“Today the industry provides both brake systems and leaves the decision as to which system to use (rim or disc) to each team and/or rider.”
Many people have spoken of safety concerns relating to the differing performance of rim brakes and disc brakes when used alongside one another in the pro peloton.
“It shall be known that some material/combinations currently used in pro racing already show a clear difference in brake performance," said the WFSGI.
"Some combinations may not even live up to the legal requirements set by international standards (CEN/ISO) for commercial bicycles.
“That’s why the UCI working group has identified this key point and is looking into ways to improve the level of safety for pro riders by enforcing minimal standards of brake performance. That can be taken as a starting point to eliminate concerns of different braking performance regardless the brake system used.”
Referring to the possibility of riders being injured by disc rotors, the WFSGI said, “Evidence on cuts under racing conditions is not available since there has been no reported accident with disc brakes so far.
“Nevertheless, the industry agreed with UCI, CPA and AIGCP on rounded disc brake rotors in order to react on the perceived risk by riders, as well as to support a faster exchange of the wheels from neutral support and team’s service. It has to be mentioned that the ISO standard 4210-2; 4.2 does already require exposed edges on the entire bicycle to not be sharp.”
The WFSGI argues that the UCI’s disc brake trial should continue.

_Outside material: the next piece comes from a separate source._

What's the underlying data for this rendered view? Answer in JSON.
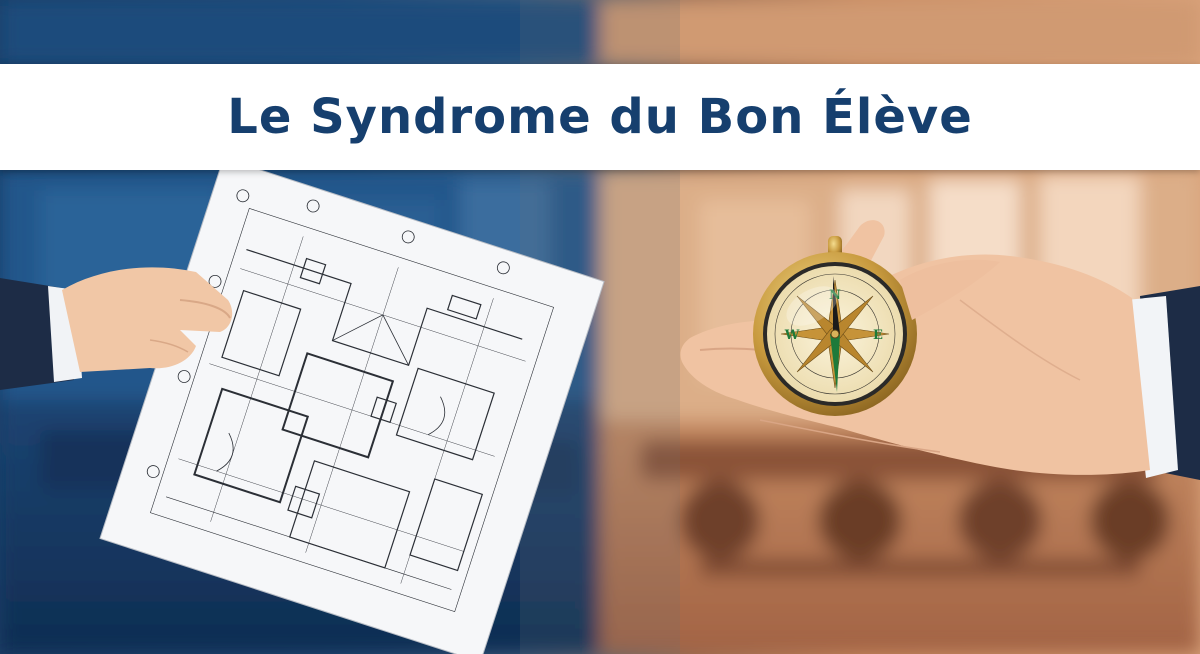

“A fair chance of a testing period should be acceptable given all above facts,” said the WFSGI.
“The WFSGI will continue to work closely with the UCI, CPA and AIGCP in order to make a smooth introduction of disc brakes into professional road racing.”
Mat has been in cycling media since 1996, on titles including BikeRadar, Total Bike, Total Mountain Bike, What Mountain Bike and Mountain Biking UK, and he has been editor of 220 Triathlon and Cycling Plus. Mat has been road.cc technical editor for over a decade, testing bikes, fettling the latest kit, and trying out the most up-to-the-minute clothing. We send him off around the world to get all the news from launches and shows too. He has won his category in Ironman UK 70.3 and finished on the podium in both marathons he has run. Mat is a Cambridge graduate who did a post-grad in magazine journalism, and he is a winner of the Cycling Media Award for Specialist Online Writer. Now over 50, he's riding road and gravel bikes most days for fun and fitness rather than training for competitions.